Industry experts claim that if the bottle was sold by the glass in exclusive restaurants and clubs, it could fetch up to £20,000 for a typical 50ml dram.

He said: “The hand of time has been generous and rewarding with the malts I chose to use. They allowed me to create a taste sensation which will never be repeated again and will only ever be available to those that own these bottles. You cannot put a price on that.”
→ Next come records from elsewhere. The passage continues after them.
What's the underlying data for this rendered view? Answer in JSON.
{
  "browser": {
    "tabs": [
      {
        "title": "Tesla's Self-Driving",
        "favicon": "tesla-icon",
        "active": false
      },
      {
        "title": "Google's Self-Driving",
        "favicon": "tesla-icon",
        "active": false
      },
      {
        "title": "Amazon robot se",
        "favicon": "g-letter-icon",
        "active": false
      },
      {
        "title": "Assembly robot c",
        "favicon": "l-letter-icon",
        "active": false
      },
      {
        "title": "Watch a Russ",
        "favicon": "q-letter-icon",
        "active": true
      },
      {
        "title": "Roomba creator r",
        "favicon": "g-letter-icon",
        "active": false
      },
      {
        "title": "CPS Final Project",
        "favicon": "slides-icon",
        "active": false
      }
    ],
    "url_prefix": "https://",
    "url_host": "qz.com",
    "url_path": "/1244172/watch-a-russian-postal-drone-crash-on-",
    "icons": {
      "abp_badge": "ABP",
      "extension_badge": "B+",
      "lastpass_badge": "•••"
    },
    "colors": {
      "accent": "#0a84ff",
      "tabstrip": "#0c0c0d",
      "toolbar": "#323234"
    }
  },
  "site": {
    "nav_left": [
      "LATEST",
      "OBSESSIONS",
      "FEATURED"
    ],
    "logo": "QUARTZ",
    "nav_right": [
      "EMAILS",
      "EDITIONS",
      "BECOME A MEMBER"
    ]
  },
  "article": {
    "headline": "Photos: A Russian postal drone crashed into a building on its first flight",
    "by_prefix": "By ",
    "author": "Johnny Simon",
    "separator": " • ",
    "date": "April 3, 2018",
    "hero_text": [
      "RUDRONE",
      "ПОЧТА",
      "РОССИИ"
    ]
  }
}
richard paterson and dalmore trinitasWhy so expensive?
The Dalmore Trinitas 64 contains some of the rarest and oldest single malt whiskies in the world and some of them have been maturing in the Dalmore distillery warehouses for over 140 years! The youngest whisky included is 64 years of age and was distilled in the mid 1940s, hence the reference to that age in the name. Richard Paterson, the world renowned Master Blender for Whyte & Mackay, has used his expertise to fuse together a range of these exclusive malts and produce the Trinitas. They have been placed in one boutique, hand crafted American white oak cask for the last two years to create a unique spirit which will never or can ever be replicated.
Richard describes the Trinitas as “the pinnacle of my career – it’s the best whisky that I have ever created“.
He added: “The hand of time has been generous and rewarding with the malts I chose to use. They allowed me to create a taste sensation which will never be repeated again and will only ever be available to those that own these bottles. You cannot put a price on that.”
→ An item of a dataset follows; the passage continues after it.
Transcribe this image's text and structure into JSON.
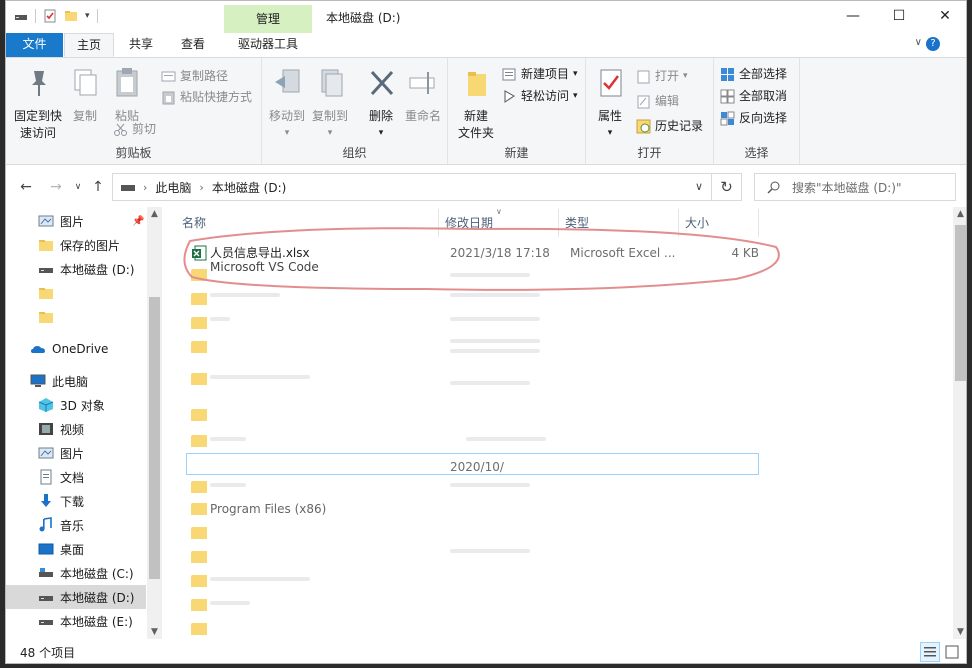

Stunning packaging to hold this marvel.
The Dalmore Trinitas 64 is presented in bespoke hand crafted and hand blown crystal decanters and feature the distillery’s iconic stag’s head, an engraved neck foil and Richard Paterson’s signature, both of which were hand made in silver by award winning jewellers. Each bottle comes with a hand made English oak and ebony veneer casket and each one took over 100 man hours to manufacture. Features include a hidden drawer which holds the certificate of authenticity signed by Richard Paterson and a unique lock and key created by Brahma, London’s oldest locksmiths.

Tasting notes
As no-one has gotten to sample it yet, here are Richard Paterson’s own tasting notes.

The initial bouquet is highly complex. Powerful notes of sweet raisins, rich Colombian coffee, crushed walnuts and bitter orange casts its magical spell over you. Another glorious fusion of grapefruit, sandalwood, white musk and Indonesian patchouli completes this bouquet of exuberance. The spirit must be nurtured and cherished long in the mouth to tease out every hidden flavour. Sweet sultanas, figs, and a caramelised topping of Seville oranges, apples, mangos and dates roll over the tongue. This is quickly followed by a wave of lingering sensations of vino dulce muscatel, marzipan, treacle toffee, soft liquorice and roasted coffee. A soft caress of truffles, walnuts and muscovado sugar on your palate brings this unforgettable fanfare to a flawless finish“.

The  Dalmore 64 Trinitas                  Dalmore Trinitas

The ideal Christmas gift, if you are a billionaire, or scooped the £113million on the lottery.

Otherwise we can offer you a very nice personalised whisky and personalised malt whisky at a fraction of the price.

Advertisements

Leave a Reply

Fill in your details below or click an icon to log in:

WordPress.com Logo

You are commenting using your WordPress.com account. Log Out / Change )

Twitter picture

You are commenting using your Twitter account. Log Out / Change )

Facebook photo

You are commenting using your Facebook account. Log Out / Change )

Google+ photo

You are commenting using your Google+ account. Log Out / Change )

Connecting to %s